13. Hydration bladder, water bottle and filter
Backpacking can be hard, sweaty work, and staying juiced is very important. I use a hydration bladder positioned in my pack, but a good water bottle will obviously do the trick too. If you’re heading somewhere remote, where water sources are scarce or unknown, take a bottle that doubles as a water purifier, such as the LifeSaver Liberty or the LifeStraw Go.
Dehydrated meals are great for backpacking trips, but they do tend to get bland after day two. A small bottle of Tabasco sauce or some chilli flakes and other herbs in a zip lock bag can liven things up nicely, and they add next-to-no weight.
The layering system is important whatever you’re doing outside, but it’s especially important to get it right when backpacking. Start with a really good base layer – ideally a merino wool/synthetic mix, like the Arc’teryx Rho Hybrid Half Zip, because that will keep you warm whatever happens, and you can wear merino for several days on the trot without it becoming horribly stinky.

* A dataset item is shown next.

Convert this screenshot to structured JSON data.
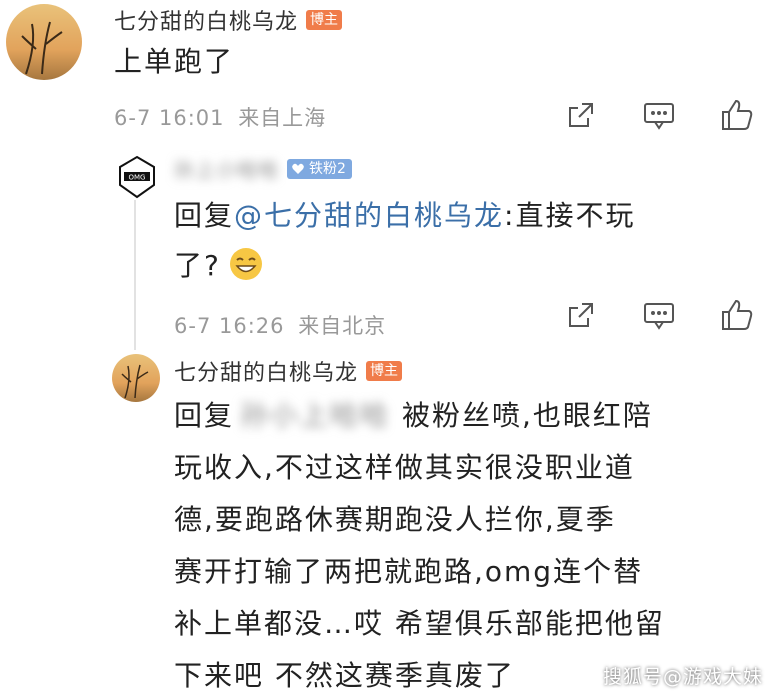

My advice for a mid-layer is a lightweight down jacket such as the Shackleton Rothera or The North Face Thermoball, which weigh very little, pack down small when you’re not wearing them, and can be used as a comfy pillow during the night.
If you’re carrying a loaded pack across technical terrain, then it’s a good idea to wear proper hiking boots with toothy grip and substantial ankle support, such as the Keen NXIS Evo mid in the warmer and drier months or the Mammut Taiss Light Mid GTX in rougher terrain and more challenging conditions. Don’t forget to wear decent hiking socks with them. If you have room, it’s worth taking a pair of flip-flops for wear in camp at the end of the day.
17. Toilet roll
Do not forget the toilet roll. Leaves are rough, and we’ve evolved soft. Lots of people advise taking a small trowel to dig a hole to do your business in and bury it. In practice, a stick will usually do the trick. But do be considerate and go at least 50m from any water source.
18. Microfibre towel
According to the Hitchhikers Guide to the Galaxy, a towel is the most important piece of kit travellers can ever carry. I don’t agree – mugs are far more important – but a tiny, quick-drying towel is definitely a very useful thing to have to hand for wild swims, plus washing and drying yourself and/or your cooking items.
19. First aid kit
Plan for the best experiences, but prepare for the worst. A small first aid kit with some plasters, bandages, antiseptic cream and painkillers can be extremely useful if you suffer from blisters or end up with some minor scrapes and grazes.
Even if you forgo every other home comfort and toiletry item, giving your gnashers a good scrub in the morning and evening makes you feel so much better. You don’t need to saw the handle off though.